Employee Benefits – A Cost-Benefit Analysis

We are often asked at Xexec about how to justify and measure the costs of running a company-wide, national, or global employee benefits scheme. The answer we often give is that there are many ways to skin a cat! But the truth is, that each client we work with must do their own cost-benefit analysis. But where to start?

A cost-benefit analysis is a process that businesses use to analyse decisions. The business or analyst sums up the benefits of a situation or action and then subtracts the costs associated with taking that action. Some consultants or analysts also build models to assign a monetary value to intangible items, such as the benefits and costs associated with rewarding and recognising staff.

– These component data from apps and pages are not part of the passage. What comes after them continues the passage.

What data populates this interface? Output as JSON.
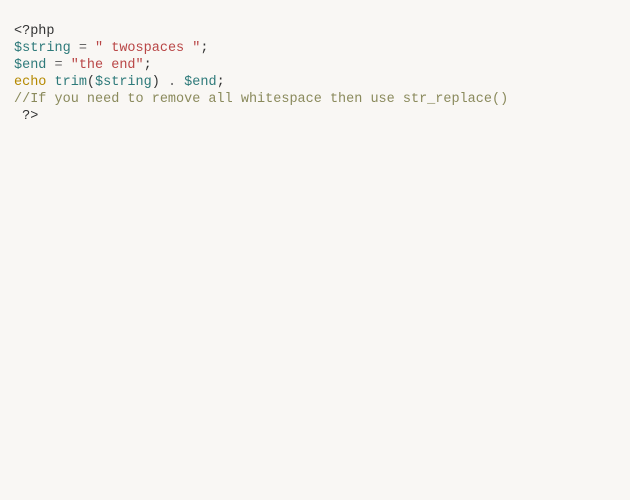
{
  "code": {
    "line1": {
      "open_tag": "<?php"
    },
    "line2": {
      "var": "$string",
      "eq": " = ",
      "str": "\" twospaces \"",
      "semi": ";"
    },
    "line3": {
      "var": "$end",
      "eq": " = ",
      "str": "\"the end\"",
      "semi": ";"
    },
    "line4": {
      "echo": "echo",
      "sp1": " ",
      "func": "trim",
      "lp": "(",
      "arg": "$string",
      "rp": ")",
      "concat": " . ",
      "var2": "$end",
      "semi": ";"
    },
    "line5": {
      "comment": "//If you need to remove all whitespace then use str_replace()"
    },
    "line6": {
      "sp": " ",
      "close_tag": "?>"
    }
  }
}
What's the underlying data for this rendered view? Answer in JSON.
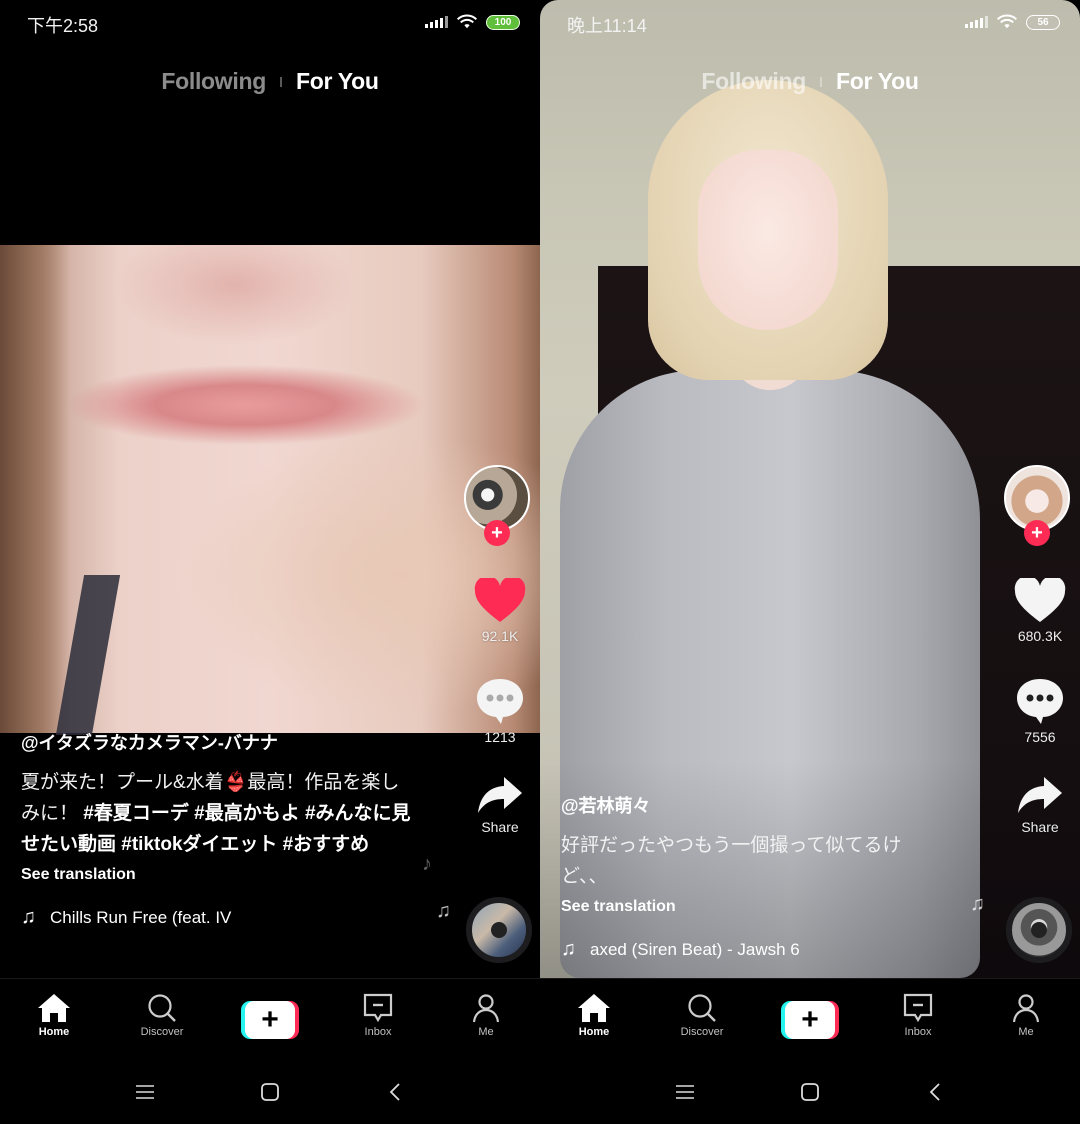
{
  "screens": [
    {
      "status": {
        "time": "下午2:58",
        "battery": "100"
      },
      "tabs": {
        "following": "Following",
        "for_you": "For You",
        "active": "For You"
      },
      "rail": {
        "likes": "92.1K",
        "liked": true,
        "comments": "1213",
        "share_label": "Share"
      },
      "caption": {
        "username": "@イタズラなカメラマン-バナナ",
        "desc_plain_1": "夏が来た！プール&水着👙最高！作品を楽しみに！",
        "hashtags": "#春夏コーデ #最高かもよ #みんなに見せたい動画 #tiktokダイエット #おすすめ",
        "see_translation": "See translation",
        "music": "Chills   Run Free (feat. IV"
      }
    },
    {
      "status": {
        "time": "晚上11:14",
        "battery": "56"
      },
      "tabs": {
        "following": "Following",
        "for_you": "For You",
        "active": "For You"
      },
      "rail": {
        "likes": "680.3K",
        "liked": false,
        "comments": "7556",
        "share_label": "Share"
      },
      "caption": {
        "username": "@若林萌々",
        "desc_plain_1": "好評だったやつもう一個撮って似てるけど、、",
        "hashtags": "",
        "see_translation": "See translation",
        "music": "axed (Siren Beat) - Jawsh 6"
      }
    }
  ],
  "bottom_nav": {
    "items": [
      {
        "label": "Home",
        "icon": "home-icon",
        "active": true
      },
      {
        "label": "Discover",
        "icon": "search-icon",
        "active": false
      },
      {
        "label": "",
        "icon": "create-plus-icon",
        "active": false
      },
      {
        "label": "Inbox",
        "icon": "inbox-icon",
        "active": false
      },
      {
        "label": "Me",
        "icon": "profile-icon",
        "active": false
      }
    ]
  },
  "colors": {
    "accent_red": "#fe2c55",
    "accent_cyan": "#25f4ee",
    "battery_full": "#5fbf3a"
  }
}
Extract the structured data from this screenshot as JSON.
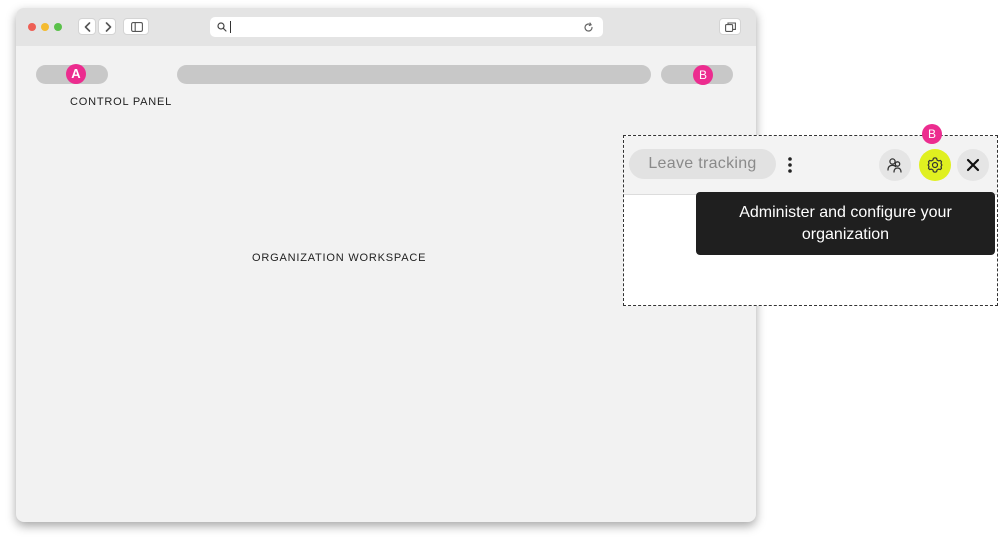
{
  "browser": {
    "url_value": "",
    "controls": {
      "back_icon": "chevron-left-icon",
      "forward_icon": "chevron-right-icon",
      "sidebar_icon": "sidebar-icon",
      "search_icon": "search-icon",
      "reload_icon": "reload-icon",
      "tabs_icon": "tabs-overview-icon"
    }
  },
  "markers": {
    "a": "A",
    "b": "B"
  },
  "labels": {
    "control_panel": "CONTROL PANEL",
    "organization_workspace": "ORGANIZATION WORKSPACE"
  },
  "callout": {
    "marker": "B",
    "leave_button": "Leave tracking",
    "tooltip": "Administer and configure your organization",
    "icons": {
      "more": "more-vertical-icon",
      "people": "people-icon",
      "settings": "settings-gear-icon",
      "close": "close-icon"
    }
  },
  "colors": {
    "marker": "#ec2c8f",
    "settings_highlight": "#e0f020",
    "tooltip_bg": "#1f1f1f",
    "window_bg": "#f2f2f2",
    "pill_placeholder": "#c8c8c8"
  }
}
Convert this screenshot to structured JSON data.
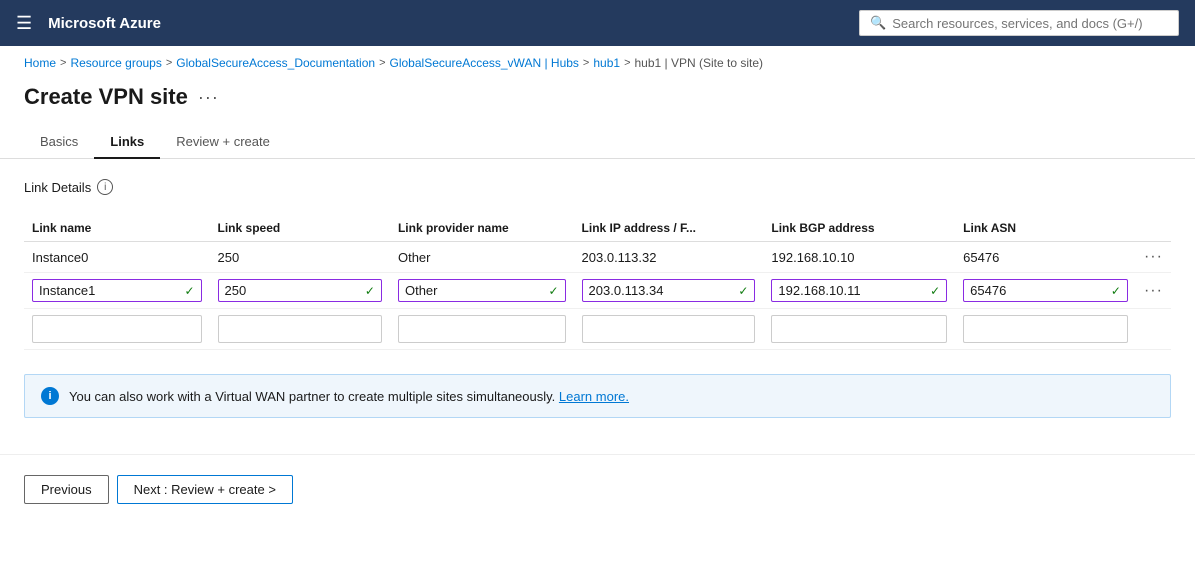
{
  "topNav": {
    "logo": "Microsoft Azure",
    "search": {
      "placeholder": "Search resources, services, and docs (G+/)"
    }
  },
  "breadcrumb": {
    "items": [
      {
        "label": "Home",
        "link": true
      },
      {
        "label": "Resource groups",
        "link": true
      },
      {
        "label": "GlobalSecureAccess_Documentation",
        "link": true
      },
      {
        "label": "GlobalSecureAccess_vWAN | Hubs",
        "link": true
      },
      {
        "label": "hub1",
        "link": true
      },
      {
        "label": "hub1 | VPN (Site to site)",
        "link": true
      }
    ]
  },
  "pageTitle": "Create VPN site",
  "tabs": [
    {
      "label": "Basics",
      "active": false
    },
    {
      "label": "Links",
      "active": true
    },
    {
      "label": "Review + create",
      "active": false
    }
  ],
  "sectionLabel": "Link Details",
  "table": {
    "columns": [
      "Link name",
      "Link speed",
      "Link provider name",
      "Link IP address / F...",
      "Link BGP address",
      "Link ASN"
    ],
    "staticRow": {
      "name": "Instance0",
      "speed": "250",
      "provider": "Other",
      "ip": "203.0.113.32",
      "bgp": "192.168.10.10",
      "asn": "65476"
    },
    "editRow": {
      "name": "Instance1",
      "speed": "250",
      "provider": "Other",
      "ip": "203.0.113.34",
      "bgp": "192.168.10.11",
      "asn": "65476"
    }
  },
  "infoBanner": {
    "text": "You can also work with a Virtual WAN partner to create multiple sites simultaneously.",
    "linkText": "Learn more."
  },
  "buttons": {
    "previous": "Previous",
    "next": "Next : Review + create >"
  },
  "icons": {
    "hamburger": "☰",
    "info": "i",
    "check": "✓",
    "dots": "···",
    "search": "🔍"
  }
}
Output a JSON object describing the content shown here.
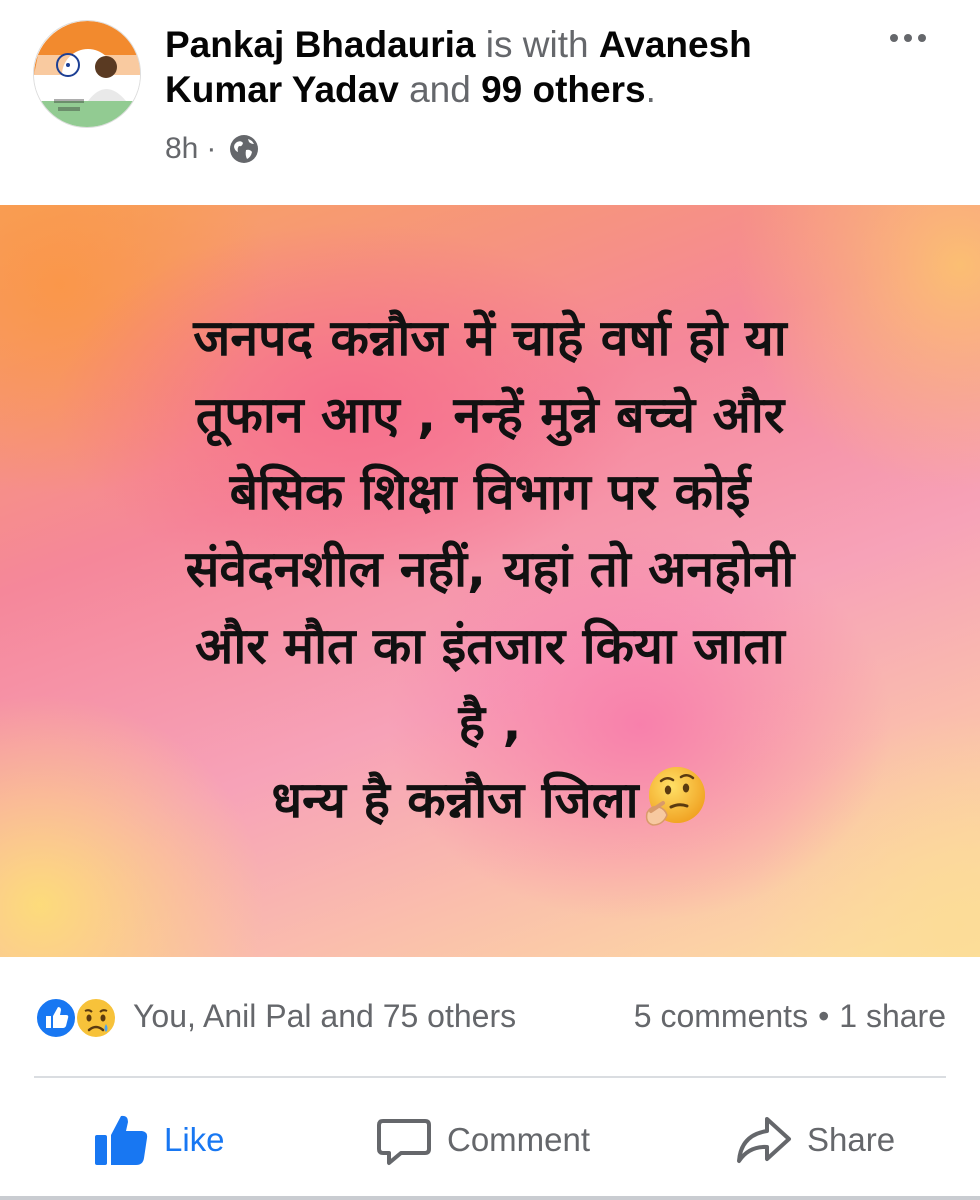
{
  "header": {
    "author": "Pankaj Bhadauria",
    "with_text": "is with",
    "tagged": "Avanesh Kumar Yadav",
    "and_text": "and",
    "others": "99 others",
    "period": ".",
    "time": "8h",
    "dot": "·",
    "privacy_icon": "globe-icon",
    "more_icon": "more-dots-icon"
  },
  "post": {
    "lines": [
      "जनपद कन्नौज में चाहे वर्षा हो या",
      "तूफान आए , नन्हें मुन्ने बच्चे और",
      "बेसिक शिक्षा विभाग पर कोई",
      "संवेदनशील नहीं, यहां तो अनहोनी",
      "और मौत का इंतजार किया जाता",
      "है ,",
      "धन्य है कन्नौज जिला"
    ],
    "emoji": "thinking-face-emoji"
  },
  "stats": {
    "reactions_text": "You, Anil Pal and 75 others",
    "comments": "5 comments",
    "bullet": "•",
    "shares": "1 share",
    "reaction_icons": [
      "like-reaction-icon",
      "sad-reaction-icon"
    ]
  },
  "actions": {
    "like": "Like",
    "comment": "Comment",
    "share": "Share"
  },
  "colors": {
    "facebook_blue": "#1877f2",
    "secondary_text": "#65676b",
    "primary_text": "#050505"
  }
}
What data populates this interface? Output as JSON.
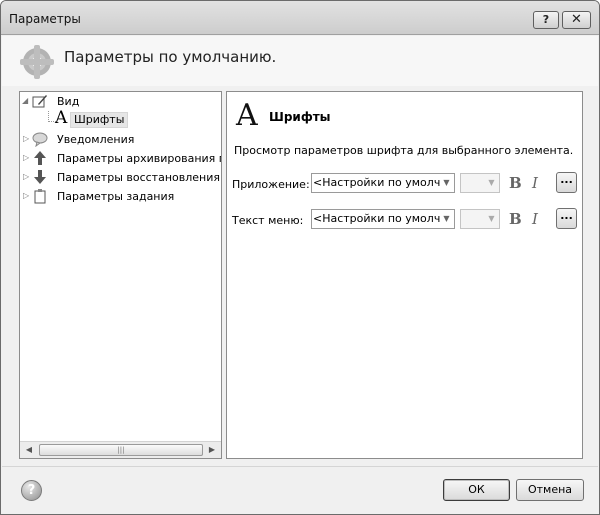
{
  "window": {
    "title": "Параметры",
    "help_label": "?",
    "close_label": "✕"
  },
  "header": {
    "title": "Параметры по умолчанию.",
    "icon": "gear-icon"
  },
  "tree": {
    "items": [
      {
        "label": "Вид",
        "icon": "view-icon",
        "expanded": true
      },
      {
        "label": "Шрифты",
        "icon": "font-a-icon",
        "selected": true,
        "glyph": "A"
      },
      {
        "label": "Уведомления",
        "icon": "notification-icon"
      },
      {
        "label": "Параметры архивирования по у",
        "icon": "backup-icon"
      },
      {
        "label": "Параметры восстановления по у",
        "icon": "restore-icon"
      },
      {
        "label": "Параметры задания",
        "icon": "task-icon"
      }
    ],
    "scroll_thumb_grip": "|||"
  },
  "panel": {
    "glyph": "A",
    "title": "Шрифты",
    "description": "Просмотр параметров шрифта для выбранного элемента.",
    "rows": [
      {
        "label": "Приложение:",
        "font": "<Настройки по умолчанию>",
        "size": "",
        "bold": "B",
        "italic": "I",
        "more": "..."
      },
      {
        "label": "Текст меню:",
        "font": "<Настройки по умолчанию>",
        "size": "",
        "bold": "B",
        "italic": "I",
        "more": "..."
      }
    ]
  },
  "footer": {
    "help_label": "?",
    "ok_label": "ОК",
    "cancel_label": "Отмена"
  }
}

The process can be complex, and it is often hard to know where to start. Hence, below we have set out some guidance to help you put your own cost benefits analysis (CBA) together:

Identify all the potential costs and benefits

The first step when looking into a CBA for your employee benefits is, obviously, to compile a comprehensive list of all the costs and benefits associated with your scheme. These might include the following:


  • Salary of those involved in running the scheme, hours invested by others.
  • Technology and infrastructure investment and ongoing costs including third party vendors and supplier subscriptions.
  • Annual / monthly budgets for reward and recognition and provision of service.
  • Intangible costs such as the impact on customers, employees, or potential employees.
  • Opportunity costs such as financial bonuses versus personal reward or recognition.
  • Cost of potential risks such as loss of key industry talent to competition, and reputational risks based on non-provision of benefits.

Benefits might include the following:

  • Revenue and sales increases from increased productivity.
  • Savings for staff.
  • Reduction of costs due to bigger appeal in attracting and retaining staff.
  • Intangible benefits, such as improved employee engagement and morale, as well as customer satisfaction and reputation due to enhanced company performance.

Look at original objectives

Once you have your list of costs and benefits as above, it is important to measure these benefits and costs against the original objectives for the scheme. For example:

  • To support the implementation of company values and behaviours.
  • To attract top talent and reduce churn.
  • To better the lifestyle and well-being of every member of staff.
  • To increase overall productivity and efficiency of staff.

Once this has been done, you will be able to place a tangible costs saving against each objective; reduction in talent acquisition and retention costs, increase in overall business output or even reduction in costs associated with HR legal fees or customer satisfaction issues.

Look at areas to reduce costs

Many businesses believe that benefits provided to staff need to be financially based, especially when you expand this to include your reward and recognition programme. Traditionally, rewards to employees have either been in the shape of financial bonuses or related items such as meals, trips, or gifts. Over the period of a year it is possible to track the overall spend of this and see it as a percentage of the overall costs.

This can then be an area to focus on when looking to reduce overall costs without risking the potential benefits of your scheme. We have seen a rise in the number of business using non-financial reward to engage, motivate and reward their staff. These can include days off or additional holiday days, parking spaces in the office, non-work-related training courses or shadowing company management for the day.

By implementing these non-financial rewards and benefits, you can not only save costs, but also add something extra to your employees. In addition, this be a key indicator for the success of the programme – being able to deliver more for less.

Map, Measure and Repeat

Once you have managed to identify all the costs, benefits, wastes and opportunities, it is important to put this down in your CBA and ensure this is a living document. Although it can be seen as a snapshot in time, it is also an important reference document.

Your CBA should form the basics of your key metrics to success and be revisited on a quarterly basis. You will be able to map the success of your programme against costs savings, increased performance, and overall adoption of benefits, reward and recognition scheme across the business.

Finally, a CBA is seen as a recognised document that is used as much in the company board room as it is at a divisional and project basis. By producing an updated CBA and sharing it with your management or other key decision makers, you will also help gain senior buy-in to what you are trying to achieve.

No one likes reporting but if you weigh up the benefits of producing a CBA to demonstrate the success of your employee benefits scheme, it surely outweighs the cost and effort of producing one….

To find out more about how an employee benefits programme can support your business, download our free e-book on employee benefits.